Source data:
====
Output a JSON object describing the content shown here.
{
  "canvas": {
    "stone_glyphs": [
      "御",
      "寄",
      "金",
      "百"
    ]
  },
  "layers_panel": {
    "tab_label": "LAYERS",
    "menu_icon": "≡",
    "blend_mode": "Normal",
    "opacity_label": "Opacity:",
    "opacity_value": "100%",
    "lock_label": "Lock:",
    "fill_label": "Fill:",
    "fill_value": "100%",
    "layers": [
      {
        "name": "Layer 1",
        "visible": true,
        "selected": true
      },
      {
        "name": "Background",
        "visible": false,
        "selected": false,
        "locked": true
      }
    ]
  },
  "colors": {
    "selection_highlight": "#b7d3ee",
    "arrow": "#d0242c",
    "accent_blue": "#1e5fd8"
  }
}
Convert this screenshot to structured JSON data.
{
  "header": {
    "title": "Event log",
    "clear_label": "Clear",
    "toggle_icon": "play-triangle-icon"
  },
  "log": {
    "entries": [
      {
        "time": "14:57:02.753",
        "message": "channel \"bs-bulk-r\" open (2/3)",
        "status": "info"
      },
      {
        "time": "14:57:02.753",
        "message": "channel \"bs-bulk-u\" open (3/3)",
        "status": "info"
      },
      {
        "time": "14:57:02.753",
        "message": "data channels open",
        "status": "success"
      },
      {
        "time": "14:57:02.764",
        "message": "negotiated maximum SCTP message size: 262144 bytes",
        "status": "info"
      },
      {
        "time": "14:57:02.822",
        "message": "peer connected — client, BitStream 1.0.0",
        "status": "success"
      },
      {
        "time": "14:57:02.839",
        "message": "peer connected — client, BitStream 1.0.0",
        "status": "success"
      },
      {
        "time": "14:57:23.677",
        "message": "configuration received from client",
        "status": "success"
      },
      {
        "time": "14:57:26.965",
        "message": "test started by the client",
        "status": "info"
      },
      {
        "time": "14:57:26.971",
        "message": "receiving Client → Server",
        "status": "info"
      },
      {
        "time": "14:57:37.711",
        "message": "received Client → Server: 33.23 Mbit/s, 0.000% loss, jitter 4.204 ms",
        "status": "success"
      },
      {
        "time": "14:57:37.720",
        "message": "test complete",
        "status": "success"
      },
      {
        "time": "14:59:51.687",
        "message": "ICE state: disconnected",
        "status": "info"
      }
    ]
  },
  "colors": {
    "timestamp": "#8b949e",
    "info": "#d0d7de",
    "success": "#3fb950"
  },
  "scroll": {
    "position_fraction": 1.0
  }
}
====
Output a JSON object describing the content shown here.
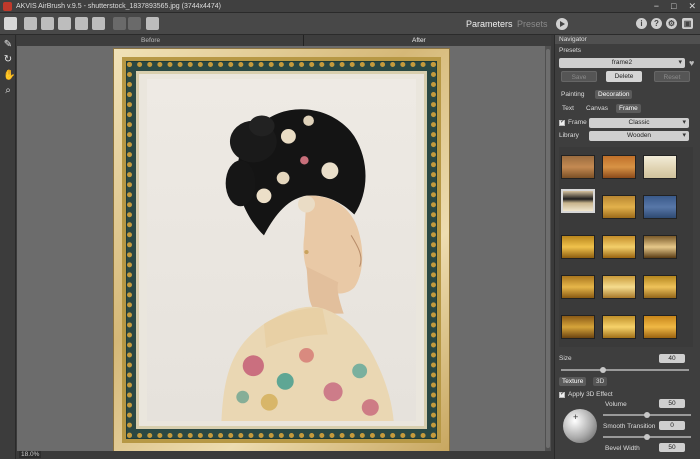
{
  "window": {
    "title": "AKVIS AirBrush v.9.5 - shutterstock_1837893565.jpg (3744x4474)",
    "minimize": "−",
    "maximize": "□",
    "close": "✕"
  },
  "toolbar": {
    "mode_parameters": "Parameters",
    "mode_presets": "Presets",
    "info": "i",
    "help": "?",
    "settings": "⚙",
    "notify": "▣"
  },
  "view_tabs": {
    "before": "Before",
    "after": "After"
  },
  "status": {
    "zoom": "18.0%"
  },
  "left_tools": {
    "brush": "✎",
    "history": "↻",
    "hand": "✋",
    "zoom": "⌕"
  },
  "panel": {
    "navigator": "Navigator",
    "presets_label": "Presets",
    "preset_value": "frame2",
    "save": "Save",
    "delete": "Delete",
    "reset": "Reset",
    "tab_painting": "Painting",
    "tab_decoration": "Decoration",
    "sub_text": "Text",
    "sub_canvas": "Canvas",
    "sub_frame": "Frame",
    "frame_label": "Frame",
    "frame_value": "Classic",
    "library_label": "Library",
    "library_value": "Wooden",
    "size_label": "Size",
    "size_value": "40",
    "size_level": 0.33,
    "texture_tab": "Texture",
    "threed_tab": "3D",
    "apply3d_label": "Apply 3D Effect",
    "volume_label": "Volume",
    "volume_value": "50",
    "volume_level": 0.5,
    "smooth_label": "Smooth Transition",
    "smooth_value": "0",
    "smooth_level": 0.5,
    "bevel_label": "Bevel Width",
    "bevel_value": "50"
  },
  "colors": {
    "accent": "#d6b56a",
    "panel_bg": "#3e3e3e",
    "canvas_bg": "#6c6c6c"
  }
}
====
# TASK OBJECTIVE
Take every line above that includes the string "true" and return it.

# FINAL ANSWER
        "visible": true,
        "selected": true
        "locked": true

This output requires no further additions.